Of the many tag lines I’ve seen as part of people’s electronic signatures, the most apt for this post is this one:
“I used to care about stuff. Now I have a pill for that.”
Sergeant Christopher LeJeune was anxious and depressed after long duty on Baghdad’s dangerous streets. He often had to collect enemy dead from houses he had attacked. Sometimes there were tiny shoes and toys scattered around. The whole package was starting to get to him. So the Army took care of his problem:

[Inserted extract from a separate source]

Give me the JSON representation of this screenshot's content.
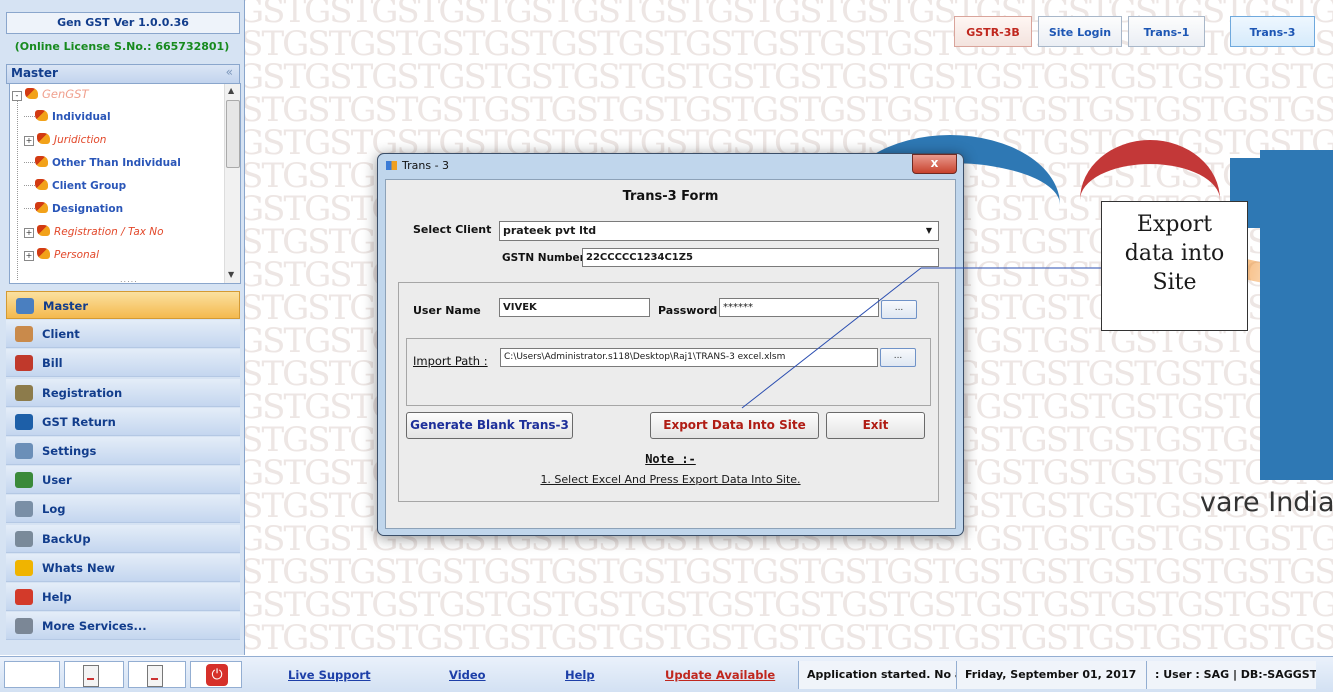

While the headline-grabbing weapons in this war have been high-tech wonders, like unmanned drones that drop Hellfire missiles on the enemy below, troops like LeJeune are going into battle with a different kind of weapon, one so stealthy that few Americans even know of its deployment. For the first time in history, a sizable and growing number of U.S. combat troops are taking daily doses of antidepressants to calm nerves strained by repeated and lengthy tours in Iraq and Afghanistan. The medicines are intended not only to help troops keep their cool but also to enable the already strapped Army to preserve its most precious resource: soldiers on the front lines. Data contained in the Army’s fifth Mental Health Advisory Team report indicate that, according to an anonymous survey of U.S. troops taken last fall, about 12% of combat troops in Iraq and 17% of those in Afghanistan are taking prescription antidepressants or sleeping pills to help them cope. Escalating violence in Afghanistan and the more isolated mission have driven troops to rely more on medication there than in Iraq, military officials say. (Mark Thompson, Time Magazine)
Use of SSRI antidepressants has been linked to suicidal behavior. The FDA requires a black box warning to that effect on this medication. Suicide rates among Iraq and Afghanistan soldiers and veterans are at record levels and there is increasing talk outside the military that the profligate use of antidepressants is a factor. But the military is deaf to this concern because it is using these pills to solve a practical problem. They don’t have enough personnel. It is a problem they created. So they literally ask the wounded to soldier on. But people treated with SSRIs need to be followed carefully and medication adjusted or new ones tried if there are signs of adverse effects. This doesn’t happen on the battlefield. These pills are just bandaids for serious wounds.
I know the propaganda that would be churned out if we determined our adversaries were drugging their fighters. Apparently it’s OK if we do it. More importantly, our citizens are being wounded and we are sending them back without healing them. We are giving them the mental health equivalent of painkillers so they can continue to fight. Doctors who do this are a disgrace and the Army medical corps worse than a disgrace. This is not only malpractice but the unethical practice of medicine. They should have their stateside medical licenses revoked.
The fact that it won’t happen doesn’t mean it shouldn’t.